WORK ITEM:
Check every line below for the string "this", and copy the lines that contain it.

SOURCE DATA:
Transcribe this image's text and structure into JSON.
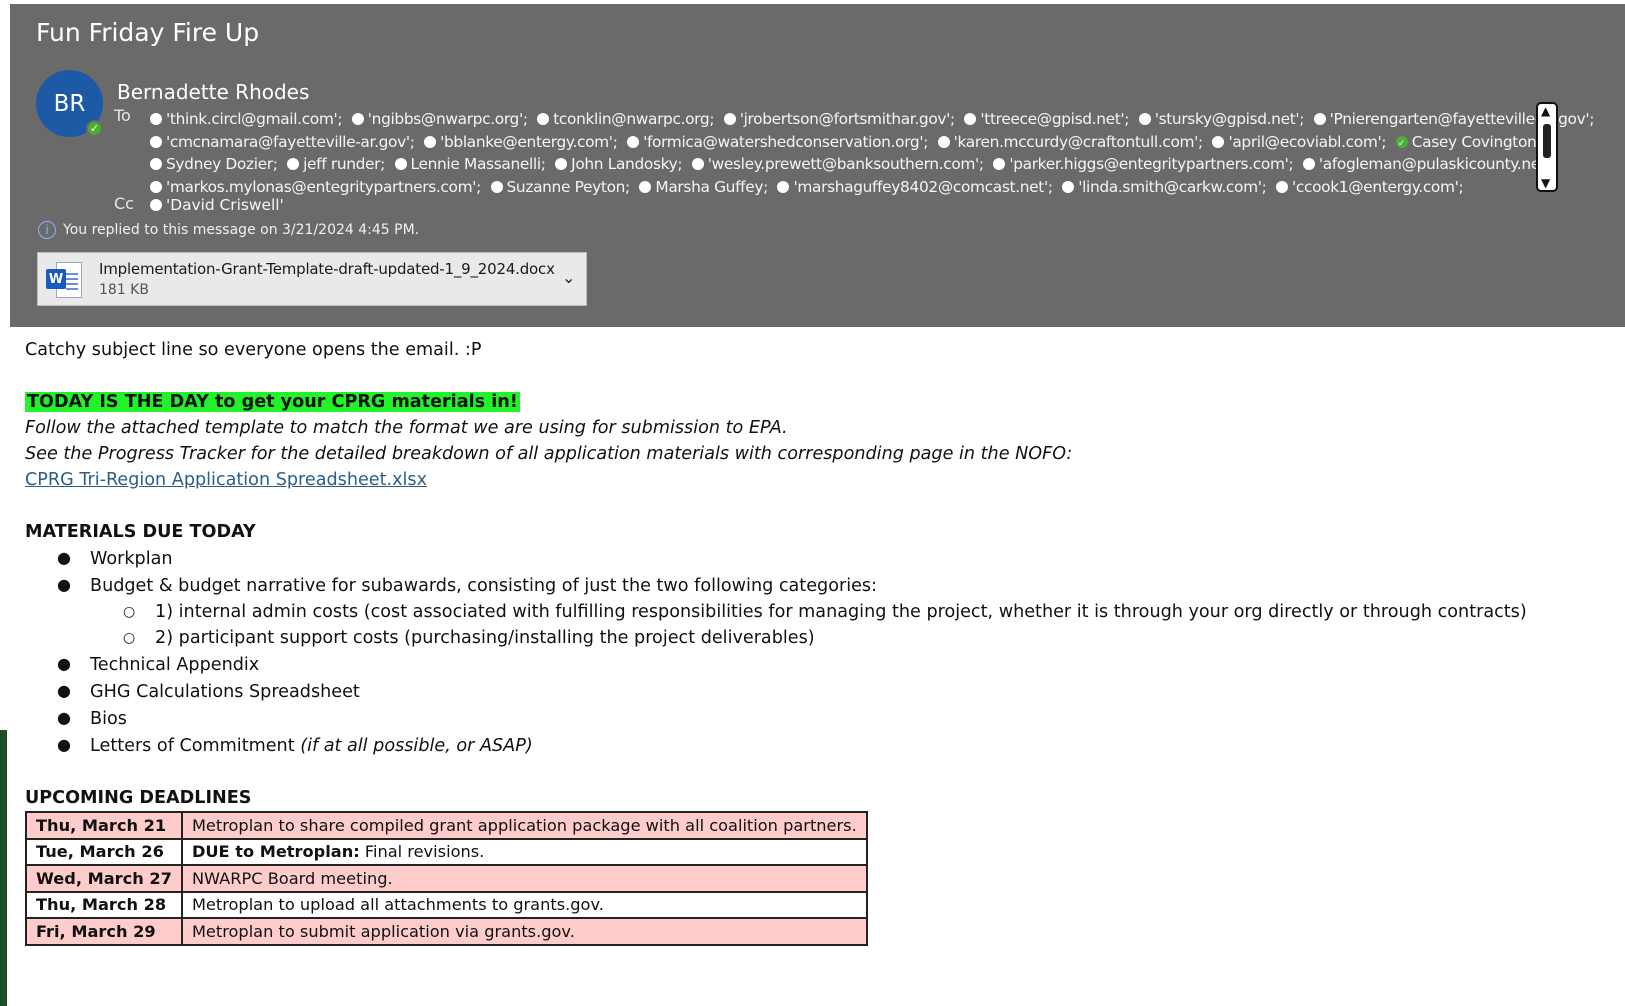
{
  "email": {
    "subject": "Fun Friday Fire Up",
    "avatar_initials": "BR",
    "sender": "Bernadette Rhodes",
    "to_label": "To",
    "cc_label": "Cc",
    "to_recipients": [
      [
        "'think.circl@gmail.com';",
        "'ngibbs@nwarpc.org';",
        "tconklin@nwarpc.org;",
        "'jrobertson@fortsmithar.gov';",
        "'ttreece@gpisd.net';",
        "'stursky@gpisd.net';",
        "'Pnierengarten@fayetteville-ar.gov';"
      ],
      [
        "'cmcnamara@fayetteville-ar.gov';",
        "'bblanke@entergy.com';",
        "'formica@watershedconservation.org';",
        "'karen.mccurdy@craftontull.com';",
        "'april@ecoviabl.com';",
        "Casey Covington;"
      ],
      [
        "Sydney Dozier;",
        "jeff runder;",
        "Lennie Massanelli;",
        "John Landosky;",
        "'wesley.prewett@banksouthern.com';",
        "'parker.higgs@entegritypartners.com';",
        "'afogleman@pulaskicounty.net';"
      ],
      [
        "'markos.mylonas@entegritypartners.com';",
        "Suzanne Peyton;",
        "Marsha Guffey;",
        "'marshaguffey8402@comcast.net';",
        "'linda.smith@carkw.com';",
        "'ccook1@entergy.com';"
      ]
    ],
    "cc_recipients": [
      "'David Criswell'"
    ],
    "reply_info": "You replied to this message on 3/21/2024 4:45 PM.",
    "attachment": {
      "name": "Implementation-Grant-Template-draft-updated-1_9_2024.docx",
      "size": "181 KB"
    }
  },
  "body": {
    "intro": "Catchy subject line so everyone opens the email. :P",
    "highlight": "TODAY IS THE DAY to get your CPRG materials in!",
    "instruction1": "Follow the attached template to match the format we are using for submission to EPA.",
    "instruction2": "See the Progress Tracker for the detailed breakdown of all application materials with corresponding page in the NOFO:",
    "link": "CPRG Tri-Region Application Spreadsheet.xlsx",
    "materials_heading": "MATERIALS DUE TODAY",
    "materials": [
      "Workplan",
      "Budget & budget narrative for subawards, consisting of just the two following categories:",
      "Technical Appendix",
      "GHG Calculations Spreadsheet",
      "Bios",
      "Letters of Commitment"
    ],
    "materials_note": "(if at all possible, or ASAP)",
    "sub_items": [
      "1) internal admin costs (cost associated with fulfilling responsibilities for managing the project, whether it is through your org directly or through contracts)",
      "2) participant support costs (purchasing/installing the project deliverables)"
    ],
    "deadlines_heading": "UPCOMING DEADLINES",
    "deadlines": [
      {
        "date": "Thu, March 21",
        "prefix": "",
        "text": "Metroplan to share compiled grant application package with all coalition partners."
      },
      {
        "date": "Tue, March 26",
        "prefix": "DUE to Metroplan:",
        "text": " Final revisions."
      },
      {
        "date": "Wed, March 27",
        "prefix": "",
        "text": "NWARPC Board meeting."
      },
      {
        "date": "Thu, March 28",
        "prefix": "",
        "text": "Metroplan to upload all attachments to grants.gov."
      },
      {
        "date": "Fri, March 29",
        "prefix": "",
        "text": "Metroplan to submit application via grants.gov."
      }
    ]
  }
}
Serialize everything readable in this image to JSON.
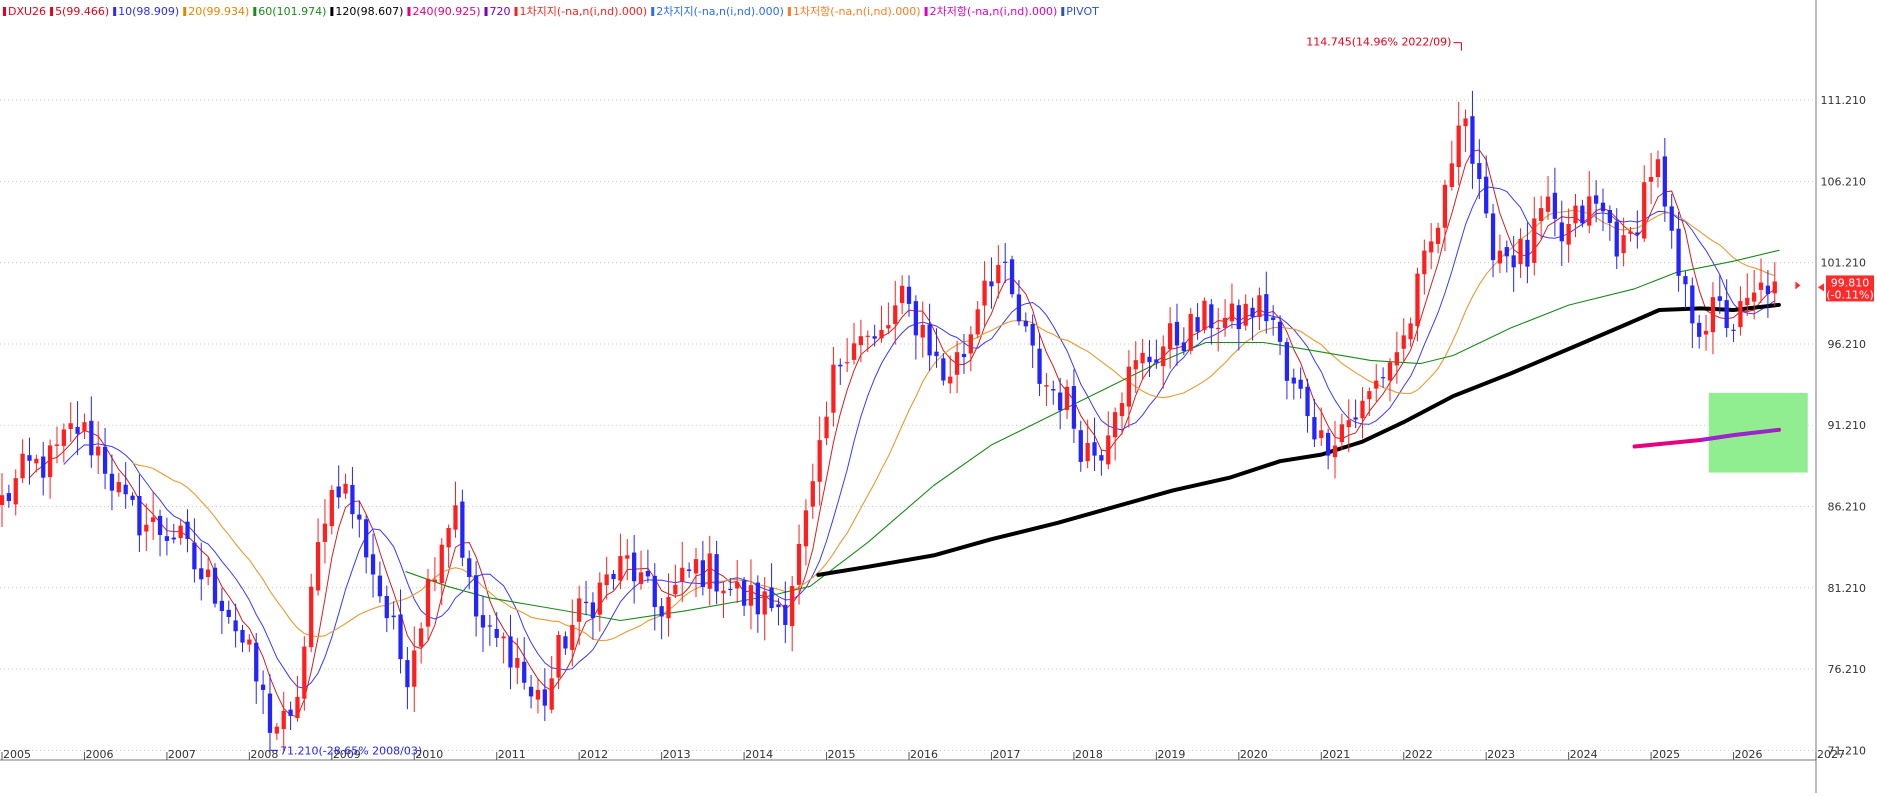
{
  "legend": [
    {
      "text": "DXU26",
      "color": "#e8001c"
    },
    {
      "text": "5(99.466)",
      "color": "#e8001c"
    },
    {
      "text": "10(98.909)",
      "color": "#2b2bff"
    },
    {
      "text": "20(99.934)",
      "color": "#e08800"
    },
    {
      "text": "60(101.974)",
      "color": "#1a8a1a"
    },
    {
      "text": "120(98.607)",
      "color": "#000000"
    },
    {
      "text": "240(90.925)",
      "color": "#e6007e"
    },
    {
      "text": "720",
      "color": "#7a00b8"
    },
    {
      "text": "1차지지(-na,n(i,nd).000)",
      "color": "#ff2020"
    },
    {
      "text": "2차지지(-na,n(i,nd).000)",
      "color": "#2b6bff"
    },
    {
      "text": "1차저항(-na,n(i,nd).000)",
      "color": "#ff7a20"
    },
    {
      "text": "2차저항(-na,n(i,nd).000)",
      "color": "#e000c0"
    },
    {
      "text": "PIVOT",
      "color": "#3050c0"
    }
  ],
  "annotations": {
    "high": "114.745(14.96% 2022/09)",
    "low": "71.210(-28.65% 2008/03)",
    "current_price": "99.810",
    "current_change": "(-0.11%)"
  },
  "colors": {
    "up": "#ff1f1f",
    "down": "#2424ff",
    "ma5": "#d42020",
    "ma10": "#3a3aff",
    "ma20": "#e89a30",
    "ma60": "#1a8a1a",
    "ma120": "#000000",
    "ma240": "#e6007e",
    "box": "#90ee90",
    "grid": "#c8c8c8"
  },
  "chart_data": {
    "type": "candlestick",
    "symbol": "DXU26",
    "interval": "monthly",
    "y_ticks": [
      "111.210",
      "106.210",
      "101.210",
      "96.210",
      "91.210",
      "86.210",
      "81.210",
      "76.210",
      "71.210"
    ],
    "y_tick_values": [
      111.21,
      106.21,
      101.21,
      96.21,
      91.21,
      86.21,
      81.21,
      76.21,
      71.21
    ],
    "ylim": [
      70.8,
      117.0
    ],
    "x_ticks": [
      "2005",
      "2006",
      "2007",
      "2008",
      "2009",
      "2010",
      "2011",
      "2012",
      "2013",
      "2014",
      "2015",
      "2016",
      "2017",
      "2018",
      "2019",
      "2020",
      "2021",
      "2022",
      "2023",
      "2024",
      "2025",
      "2026",
      "2027"
    ],
    "x_range_years": [
      2005.0,
      2027.0
    ],
    "high_point": {
      "value": 114.745,
      "date": "2022/09"
    },
    "low_point": {
      "value": 71.21,
      "date": "2008/03"
    },
    "last": {
      "value": 99.81
    },
    "ma_shown": {
      "ma60_from": 2009.9,
      "ma120_from": 2014.9,
      "ma240_from": 2024.8
    },
    "highlight_box": {
      "x0": 2025.7,
      "x1": 2026.9,
      "y0": 88.3,
      "y1": 93.2
    },
    "anchors": [
      [
        2005.0,
        86.5
      ],
      [
        2005.3,
        88.5
      ],
      [
        2005.6,
        89.0
      ],
      [
        2005.9,
        91.2
      ],
      [
        2006.2,
        89.5
      ],
      [
        2006.5,
        86.0
      ],
      [
        2006.8,
        85.0
      ],
      [
        2007.1,
        84.5
      ],
      [
        2007.4,
        82.0
      ],
      [
        2007.7,
        80.5
      ],
      [
        2008.0,
        76.8
      ],
      [
        2008.25,
        73.0
      ],
      [
        2008.5,
        72.5
      ],
      [
        2008.7,
        78.5
      ],
      [
        2008.9,
        86.0
      ],
      [
        2009.1,
        88.0
      ],
      [
        2009.4,
        84.0
      ],
      [
        2009.7,
        79.0
      ],
      [
        2009.9,
        76.0
      ],
      [
        2010.1,
        80.0
      ],
      [
        2010.3,
        84.0
      ],
      [
        2010.5,
        86.5
      ],
      [
        2010.7,
        80.0
      ],
      [
        2010.9,
        78.0
      ],
      [
        2011.2,
        77.5
      ],
      [
        2011.4,
        74.5
      ],
      [
        2011.6,
        74.5
      ],
      [
        2011.8,
        78.0
      ],
      [
        2012.0,
        79.5
      ],
      [
        2012.3,
        81.5
      ],
      [
        2012.6,
        82.8
      ],
      [
        2012.9,
        80.0
      ],
      [
        2013.1,
        80.5
      ],
      [
        2013.4,
        82.5
      ],
      [
        2013.7,
        82.0
      ],
      [
        2013.9,
        80.8
      ],
      [
        2014.2,
        80.2
      ],
      [
        2014.5,
        80.2
      ],
      [
        2014.7,
        84.0
      ],
      [
        2014.9,
        88.5
      ],
      [
        2015.1,
        94.5
      ],
      [
        2015.3,
        97.0
      ],
      [
        2015.6,
        96.0
      ],
      [
        2015.9,
        98.8
      ],
      [
        2016.2,
        97.0
      ],
      [
        2016.4,
        94.0
      ],
      [
        2016.7,
        96.0
      ],
      [
        2016.9,
        100.5
      ],
      [
        2017.1,
        101.0
      ],
      [
        2017.3,
        98.0
      ],
      [
        2017.6,
        94.0
      ],
      [
        2017.9,
        92.8
      ],
      [
        2018.1,
        90.0
      ],
      [
        2018.3,
        89.5
      ],
      [
        2018.5,
        93.0
      ],
      [
        2018.8,
        95.0
      ],
      [
        2019.1,
        96.2
      ],
      [
        2019.4,
        97.0
      ],
      [
        2019.7,
        98.0
      ],
      [
        2019.9,
        97.4
      ],
      [
        2020.2,
        98.5
      ],
      [
        2020.4,
        98.0
      ],
      [
        2020.6,
        93.5
      ],
      [
        2020.8,
        92.8
      ],
      [
        2021.0,
        90.2
      ],
      [
        2021.3,
        91.5
      ],
      [
        2021.5,
        92.2
      ],
      [
        2021.8,
        95.0
      ],
      [
        2022.0,
        96.5
      ],
      [
        2022.2,
        100.0
      ],
      [
        2022.5,
        105.0
      ],
      [
        2022.7,
        112.0
      ],
      [
        2022.85,
        107.0
      ],
      [
        2023.0,
        103.0
      ],
      [
        2023.2,
        102.0
      ],
      [
        2023.5,
        101.5
      ],
      [
        2023.7,
        104.5
      ],
      [
        2023.9,
        102.5
      ],
      [
        2024.1,
        103.8
      ],
      [
        2024.3,
        104.8
      ],
      [
        2024.5,
        103.5
      ],
      [
        2024.7,
        101.5
      ],
      [
        2024.9,
        105.5
      ],
      [
        2025.05,
        107.8
      ],
      [
        2025.2,
        103.0
      ],
      [
        2025.4,
        99.0
      ],
      [
        2025.6,
        97.5
      ],
      [
        2025.8,
        98.2
      ],
      [
        2026.0,
        97.5
      ],
      [
        2026.2,
        98.5
      ],
      [
        2026.45,
        100.3
      ],
      [
        2026.55,
        99.81
      ]
    ],
    "ma_anchors": {
      "ma60": [
        [
          2009.9,
          82.2
        ],
        [
          2010.4,
          81.3
        ],
        [
          2010.9,
          80.6
        ],
        [
          2011.6,
          80.0
        ],
        [
          2012.5,
          79.2
        ],
        [
          2013.3,
          79.8
        ],
        [
          2014.3,
          80.7
        ],
        [
          2014.8,
          81.3
        ],
        [
          2015.5,
          84.0
        ],
        [
          2016.3,
          87.5
        ],
        [
          2017.0,
          90.0
        ],
        [
          2018.0,
          92.5
        ],
        [
          2019.0,
          95.0
        ],
        [
          2019.6,
          96.3
        ],
        [
          2020.3,
          96.3
        ],
        [
          2020.9,
          95.8
        ],
        [
          2021.6,
          95.2
        ],
        [
          2022.2,
          95.0
        ],
        [
          2022.6,
          95.5
        ],
        [
          2023.3,
          97.2
        ],
        [
          2024.0,
          98.6
        ],
        [
          2024.8,
          99.6
        ],
        [
          2025.3,
          100.6
        ],
        [
          2026.0,
          101.3
        ],
        [
          2026.55,
          101.97
        ]
      ],
      "ma120": [
        [
          2014.9,
          82.0
        ],
        [
          2015.5,
          82.5
        ],
        [
          2016.3,
          83.2
        ],
        [
          2017.0,
          84.2
        ],
        [
          2017.8,
          85.2
        ],
        [
          2018.5,
          86.2
        ],
        [
          2019.2,
          87.2
        ],
        [
          2019.9,
          88.0
        ],
        [
          2020.5,
          89.0
        ],
        [
          2021.0,
          89.4
        ],
        [
          2021.5,
          90.2
        ],
        [
          2022.0,
          91.4
        ],
        [
          2022.6,
          93.0
        ],
        [
          2023.3,
          94.4
        ],
        [
          2024.0,
          95.9
        ],
        [
          2024.6,
          97.2
        ],
        [
          2025.1,
          98.3
        ],
        [
          2025.6,
          98.4
        ],
        [
          2026.0,
          98.3
        ],
        [
          2026.55,
          98.61
        ]
      ],
      "ma240": [
        [
          2024.8,
          89.9
        ],
        [
          2025.2,
          90.1
        ],
        [
          2025.6,
          90.3
        ],
        [
          2026.0,
          90.6
        ],
        [
          2026.55,
          90.93
        ]
      ]
    }
  }
}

ANSWER SPACE:
Transcribe this image's text and structure into JSON.
    "reply_info": "You replied to this message on 3/21/2024 4:45 PM.",
Serialize everything readable in this image to JSON.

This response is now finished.